- Are there any unwanted or unhelpful habits currently occupying the new habit’s “niche” of time and place? What are they? How can you curtail them?
- What are some of the ways your habit could get derailed? How can you prepare for and overcome these setbacks?
- What structures for accountability or commitment can you use to reduce your dependence on willpower? How can you make meeting your goals automatic?
- How might you get social support from other people pursuing similar goals?
- How can you track your habit?
- Is there a short “ritual” you can use to get extra activation power and meaning each time you begin your activity?
- When and how will you review and refine your goal and habit?
- Now review the above and select the most useful parts to make a plan. You don’t need a complicated plan with all the bells and whistles. You just need a plan that will work. So…what is your plan?

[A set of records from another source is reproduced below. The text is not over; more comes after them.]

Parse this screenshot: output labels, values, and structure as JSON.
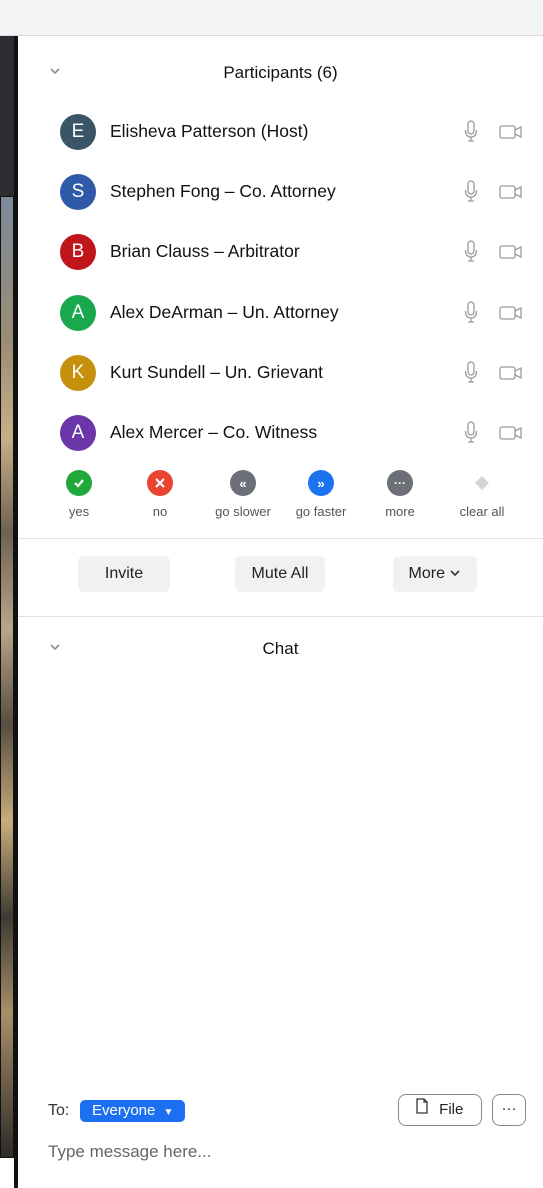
{
  "participants_panel": {
    "title": "Participants (6)",
    "participants": [
      {
        "initial": "E",
        "name": "Elisheva Patterson (Host)",
        "color": "#3a5566"
      },
      {
        "initial": "S",
        "name": "Stephen Fong – Co. Attorney",
        "color": "#2f5aa8"
      },
      {
        "initial": "B",
        "name": "Brian Clauss – Arbitrator",
        "color": "#c0161b"
      },
      {
        "initial": "A",
        "name": "Alex DeArman – Un. Attorney",
        "color": "#1aa84e"
      },
      {
        "initial": "K",
        "name": "Kurt Sundell – Un. Grievant",
        "color": "#c6900c"
      },
      {
        "initial": "A",
        "name": "Alex Mercer – Co. Witness",
        "color": "#6a36a8"
      }
    ],
    "feedback": [
      {
        "label": "yes",
        "icon": "check-icon",
        "color": "#20a83a"
      },
      {
        "label": "no",
        "icon": "x-icon",
        "color": "#e8442f"
      },
      {
        "label": "go slower",
        "icon": "rewind-icon",
        "color": "#6d6f78"
      },
      {
        "label": "go faster",
        "icon": "fast-forward-icon",
        "color": "#1c73f0"
      },
      {
        "label": "more",
        "icon": "ellipsis-icon",
        "color": "#6d6f78"
      },
      {
        "label": "clear all",
        "icon": "eraser-icon",
        "color": "#d3d4d8"
      }
    ],
    "buttons": {
      "invite": "Invite",
      "mute_all": "Mute All",
      "more": "More"
    }
  },
  "chat_panel": {
    "title": "Chat",
    "to_label": "To:",
    "recipient": "Everyone",
    "file_label": "File",
    "more_label": "···",
    "placeholder": "Type message here..."
  }
}
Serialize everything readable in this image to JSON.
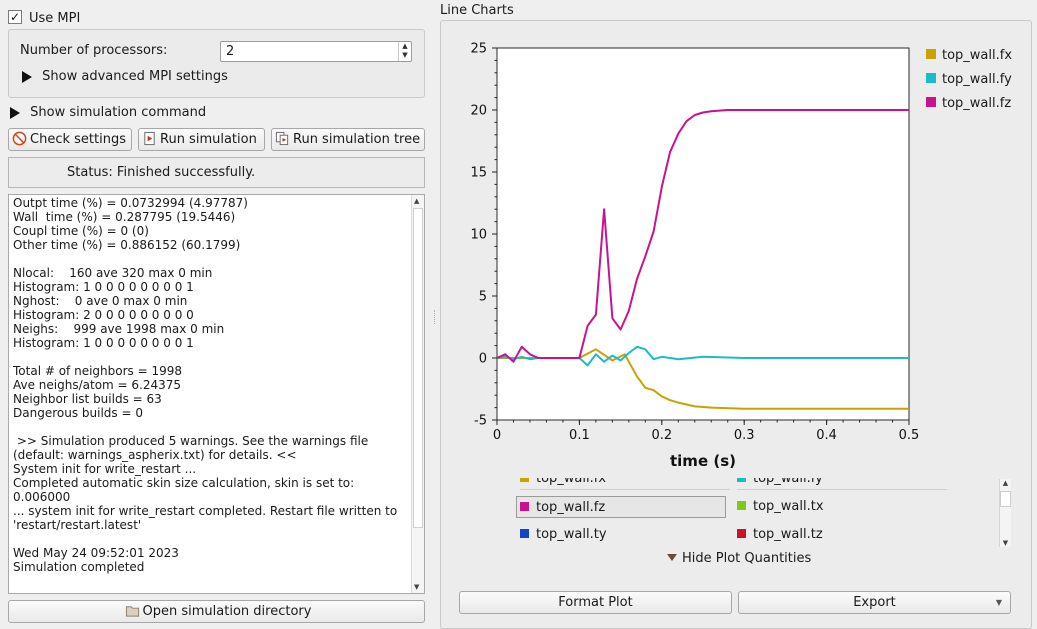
{
  "mpi": {
    "use_mpi_label": "Use MPI",
    "use_mpi_checked": true,
    "processors_label": "Number of processors:",
    "processors_value": "2",
    "advanced_label": "Show advanced MPI settings"
  },
  "sim_command_label": "Show simulation command",
  "buttons": {
    "check_settings": "Check settings",
    "run_simulation": "Run simulation",
    "run_simulation_tree": "Run simulation tree",
    "open_directory": "Open simulation directory"
  },
  "status": "Status: Finished successfully.",
  "log": [
    "Outpt time (%) = 0.0732994 (4.97787)",
    "Wall  time (%) = 0.287795 (19.5446)",
    "Coupl time (%) = 0 (0)",
    "Other time (%) = 0.886152 (60.1799)",
    "",
    "Nlocal:    160 ave 320 max 0 min",
    "Histogram: 1 0 0 0 0 0 0 0 0 1",
    "Nghost:    0 ave 0 max 0 min",
    "Histogram: 2 0 0 0 0 0 0 0 0 0",
    "Neighs:    999 ave 1998 max 0 min",
    "Histogram: 1 0 0 0 0 0 0 0 0 1",
    "",
    "Total # of neighbors = 1998",
    "Ave neighs/atom = 6.24375",
    "Neighbor list builds = 63",
    "Dangerous builds = 0",
    "",
    " >> Simulation produced 5 warnings. See the warnings file",
    "(default: warnings_aspherix.txt) for details. <<",
    "System init for write_restart ...",
    "Completed automatic skin size calculation, skin is set to:",
    "0.006000",
    "... system init for write_restart completed. Restart file written to",
    "'restart/restart.latest'",
    "",
    "Wed May 24 09:52:01 2023",
    "Simulation completed"
  ],
  "line_charts_title": "Line Charts",
  "quantities": {
    "items": [
      {
        "label": "top_wall.fx",
        "color": "#c8a200"
      },
      {
        "label": "top_wall.fy",
        "color": "#1bbcc8"
      },
      {
        "label": "top_wall.fz",
        "color": "#c8128e"
      },
      {
        "label": "top_wall.tx",
        "color": "#7cc81e"
      },
      {
        "label": "top_wall.ty",
        "color": "#1445c8"
      },
      {
        "label": "top_wall.tz",
        "color": "#c81424"
      }
    ],
    "hide_label": "Hide Plot Quantities"
  },
  "format_plot_label": "Format Plot",
  "export_label": "Export",
  "chart_data": {
    "type": "line",
    "xlabel": "time (s)",
    "ylabel": "",
    "xlim": [
      0,
      0.5
    ],
    "ylim": [
      -5,
      25
    ],
    "xticks": [
      "0",
      "0.1",
      "0.2",
      "0.3",
      "0.4",
      "0.5"
    ],
    "yticks": [
      "-5",
      "0",
      "5",
      "10",
      "15",
      "20",
      "25"
    ],
    "legend_position": "right",
    "series": [
      {
        "name": "top_wall.fx",
        "color": "#c8a200",
        "x": [
          0,
          0.1,
          0.12,
          0.14,
          0.155,
          0.17,
          0.18,
          0.19,
          0.2,
          0.21,
          0.22,
          0.24,
          0.26,
          0.3,
          0.4,
          0.5
        ],
        "y": [
          0,
          0,
          0.7,
          -0.2,
          0.3,
          -1.5,
          -2.4,
          -2.6,
          -3.1,
          -3.4,
          -3.6,
          -3.9,
          -4.0,
          -4.1,
          -4.1,
          -4.1
        ]
      },
      {
        "name": "top_wall.fy",
        "color": "#1bbcc8",
        "x": [
          0,
          0.1,
          0.11,
          0.12,
          0.13,
          0.14,
          0.15,
          0.16,
          0.17,
          0.18,
          0.19,
          0.2,
          0.22,
          0.25,
          0.3,
          0.4,
          0.5
        ],
        "y": [
          0,
          0,
          -0.6,
          0.3,
          -0.3,
          0.2,
          -0.2,
          0.4,
          0.9,
          0.7,
          -0.1,
          0.1,
          -0.1,
          0.1,
          0,
          0,
          0
        ],
        "note_extra_x": [
          0,
          0.01,
          0.02,
          0.03,
          0.04,
          0.05
        ],
        "note_extra_y": [
          0,
          0.1,
          -0.1,
          0.1,
          -0.1,
          0
        ]
      },
      {
        "name": "top_wall.fz",
        "color": "#c8128e",
        "x": [
          0,
          0.01,
          0.02,
          0.03,
          0.04,
          0.05,
          0.1,
          0.11,
          0.12,
          0.13,
          0.14,
          0.15,
          0.16,
          0.17,
          0.18,
          0.19,
          0.2,
          0.21,
          0.22,
          0.23,
          0.24,
          0.25,
          0.26,
          0.28,
          0.3,
          0.35,
          0.4,
          0.5
        ],
        "y": [
          0,
          0.3,
          -0.3,
          0.9,
          0.3,
          0,
          0,
          2.6,
          3.5,
          12.0,
          3.2,
          2.3,
          3.8,
          6.4,
          8.2,
          10.2,
          13.8,
          16.6,
          18.1,
          19.1,
          19.6,
          19.8,
          19.9,
          20.0,
          20.0,
          20.0,
          20.0,
          20.0
        ]
      }
    ]
  }
}
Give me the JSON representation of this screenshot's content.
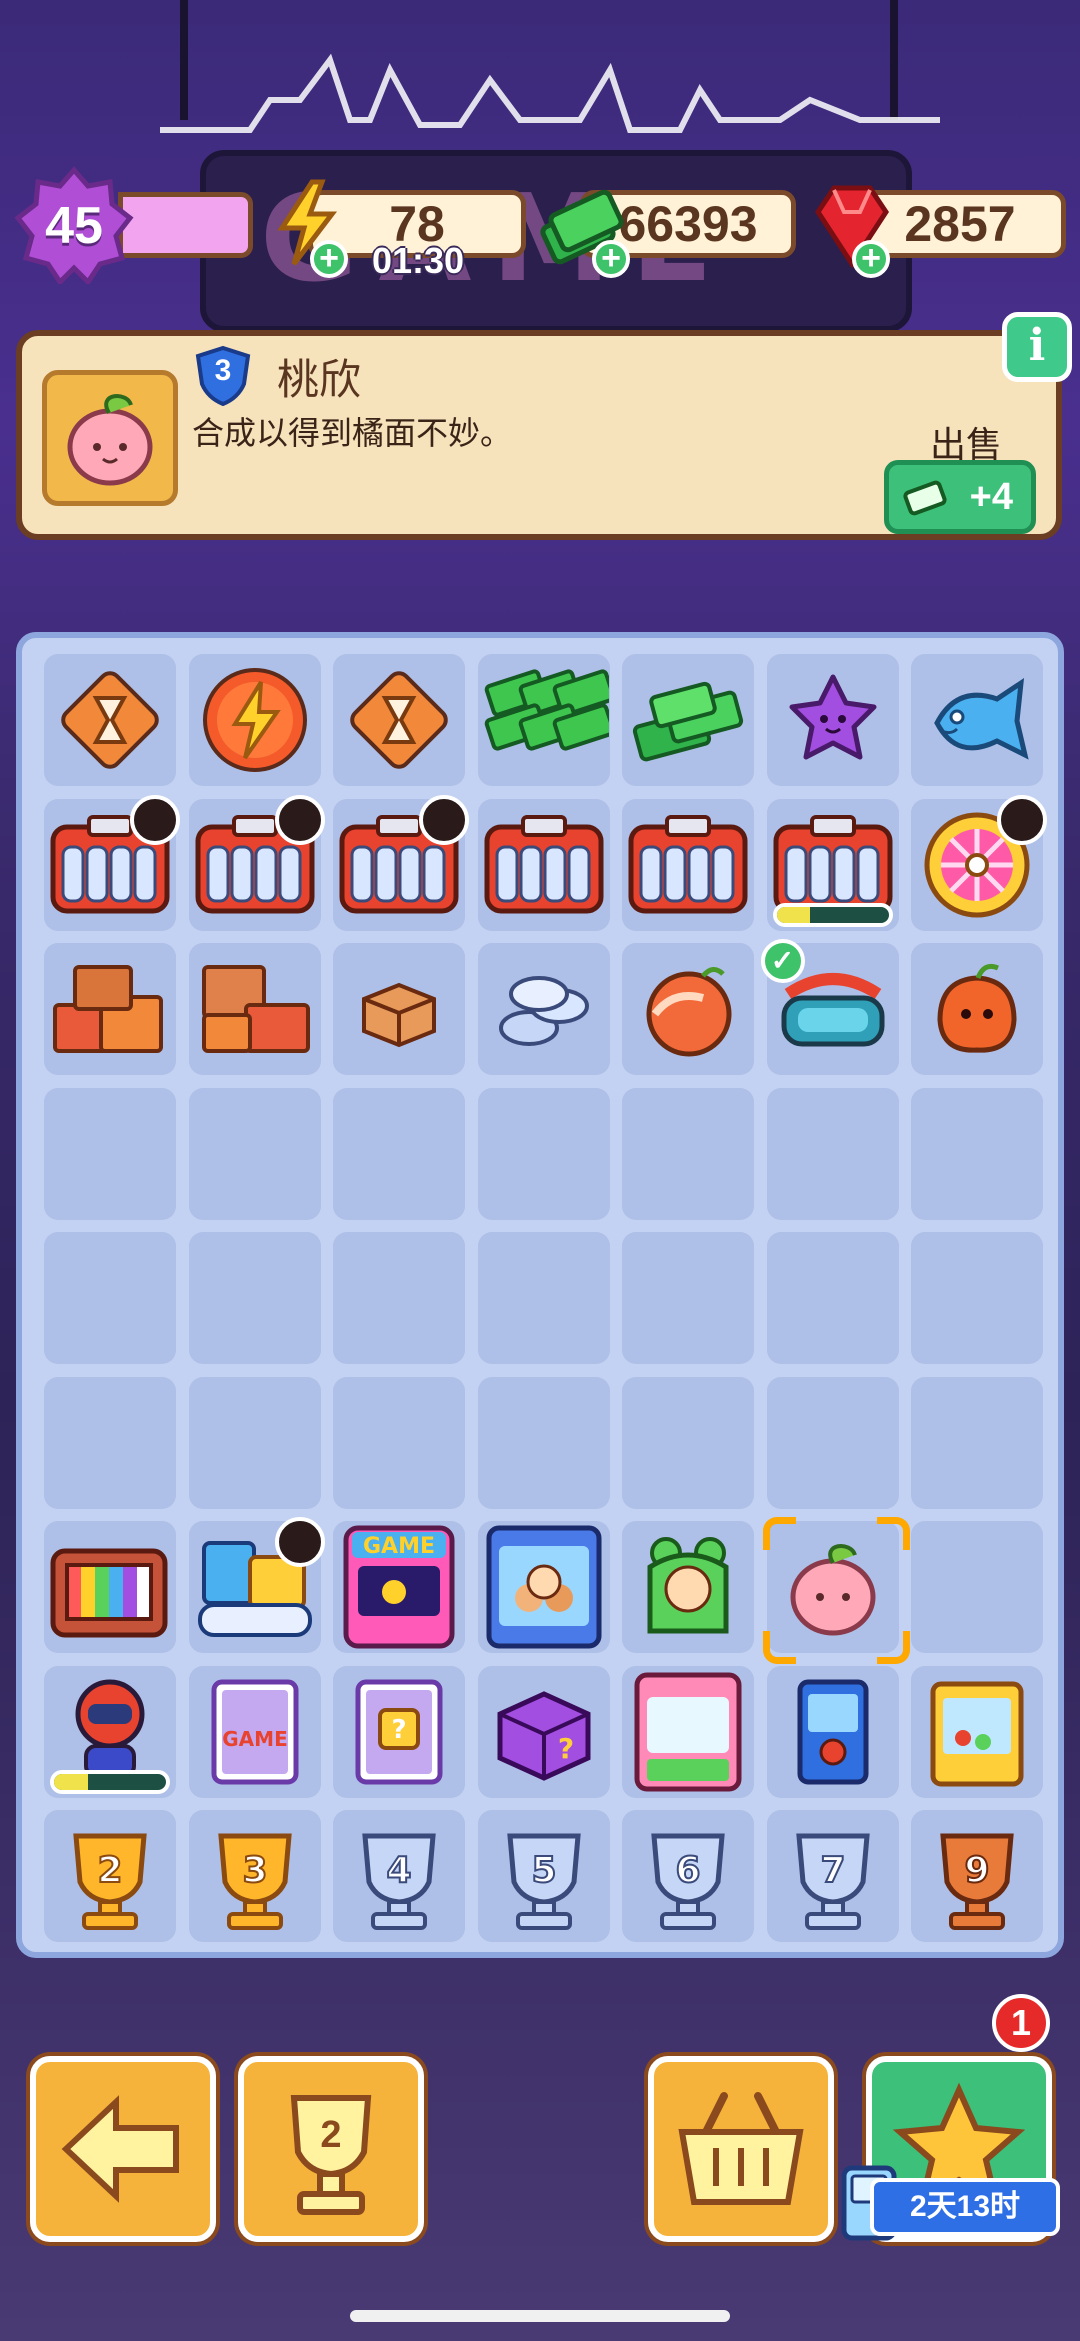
{
  "hud": {
    "level": "45",
    "energy": "78",
    "energy_timer": "01:30",
    "cash": "66393",
    "gems": "2857"
  },
  "info": {
    "item_level": "3",
    "name": "桃欣",
    "description": "合成以得到橘面不妙。",
    "info_label": "i",
    "sell_label": "出售",
    "sell_value": "+4"
  },
  "board": {
    "rows": [
      [
        "hourglass-token-icon",
        "energy-orb-icon",
        "hourglass-token-icon",
        "cash-pile-large-icon",
        "cash-stack-icon",
        "purple-star-blob-icon",
        "blue-fish-icon"
      ],
      [
        "coin-tray-icon",
        "coin-tray-icon",
        "coin-tray-icon",
        "coin-tray-icon",
        "coin-tray-icon",
        "open-coin-tray-icon",
        "prize-wheel-icon"
      ],
      [
        "box-pile-icon",
        "box-stack-icon",
        "small-box-icon",
        "silver-coins-icon",
        "peach-seed-icon",
        "vr-headset-icon",
        "orange-fruit-icon"
      ],
      [
        "",
        "",
        "",
        "",
        "",
        "",
        ""
      ],
      [
        "",
        "",
        "",
        "",
        "",
        "",
        ""
      ],
      [
        "",
        "",
        "",
        "",
        "",
        "",
        ""
      ],
      [
        "retro-tv-icon",
        "game-console-bundle-icon",
        "arcade-machine-icon",
        "claw-machine-icon",
        "frog-costume-kid-icon",
        "peach-icon",
        ""
      ],
      [
        "racer-robot-icon",
        "game-card-icon",
        "mystery-card-icon",
        "purple-mystery-box-icon",
        "claw-crane-icon",
        "mini-arcade-icon",
        "prize-crane-icon"
      ],
      [
        "trophy-2-icon",
        "trophy-3-icon",
        "trophy-4-icon",
        "trophy-5-icon",
        "trophy-6-icon",
        "trophy-7-icon",
        "trophy-9-icon"
      ]
    ],
    "trophy_numbers": [
      "2",
      "3",
      "4",
      "5",
      "6",
      "7",
      "9"
    ],
    "progress_tray": 0.3,
    "progress_racer": 0.3
  },
  "bottom": {
    "trophy_level": "2",
    "notification_count": "1",
    "event_timer": "2天13时"
  },
  "colors": {
    "accent_orange": "#f6b33b",
    "accent_green": "#3cc07a",
    "board_bg": "#c3d2f2",
    "cell_bg": "#aebfe8"
  }
}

- What is your next step to put this plan into action, and when and how will you do it?
“Well begun is half done.”Aristotle
2 NOTES, 3 WARNINGS, 5 BOOK RECOMMENDATIONS
NOTE: You have to want it.
To do all this stuff, you gotta want it. So go back to the beginning and remind yourself of your intention. Cherish that flame. Shelter it. Feed it. It’s the most precious thing.
“Obstacles cannot crush me. Every obstacle yields to stern resolve. He who is fixed to a star does not change his mind.” ― Leonardo da Vinci
NOTE: Consistency will yield incredible observable results. But the unseen results may be even bigger.
What will happen if you maintain your activities towards your goals?
- Objective reality will change. You’ll have a bigger bank account, or a different skill, or a different body, or different skills.
- Your internal world will change–because you’ll know that you will do what you decide to do, and you’ll have the track record to prove it to yourself.
“The heights by great men reached and kept were not attained by sudden flight, but they while their companions slept, were toiling upward in the night.” — Henry Wadsworth Longfellow
WARNING: Start small.
If you try to establish too many new goals or habits at once, it is easy to get overwhelmed and stop everything. Of course this approach will certainly work in multiple domains…but take your time. Establish one activity or habit at a time, before moving on to the next.
WARNING: It’s not about the streak.
Don’t confuse your goal with your habit. If your goal is “learning to play guitar” and your activity to reach that goal is “practicing guitar every day”, don’t get upset or give up if you miss a day.
WARNING: One day you will wake up and not feel motivated by your goal.
It’s totally normal to wake up one day and think “Being the person I want to be? Meh. I could take it or leave it.”
That is so normal. It would be crazy to think that a feeling you have some or most of the time (like “I want to play guitar” or “I want to save more” or “I want to eat better” etc.) would also be a feeling that you have all of the time. Who feels the same all the time? Nobody!
Cars run low on gas. Bodies run low on fuel. And dreams run low on motivation.
That’s why you need to fill up your car with gas, eat healthy food to fuel your body, and continually re-visit your desires and motivation to fuel your dream.
Plan ahead for a moment of low motivation, and understand that it is probably just a moment, nothing more. What will you do in that moment? And in the meantime, keep refueling your motivation tank with good information, positive fantasies, social support and anything else that helps!
These are five of my favorite books about consistency. The first three are directly about reaching goals through thoughtful habits. The fourth is about an incredible (and incredibly consistent) coach, and the fifth is about a felon who discovered the power of goals and consistent habits in turning his life around.
The Compound Effect: Jumpstart Your Income, Your Life, Your Success by Darren Hardy.
Atomic Habits: An Easy & Proven Way to Build Good Habits & Break Bad Ones by James Clear
With Winning In Mind by Lanny Bassham
You Haven’t Taught Until They Have Learned: John Wooden’s Teaching Principles and Practices by Swen Nater & Ronald Gallimore
The Upside Of Fear by Weldon Long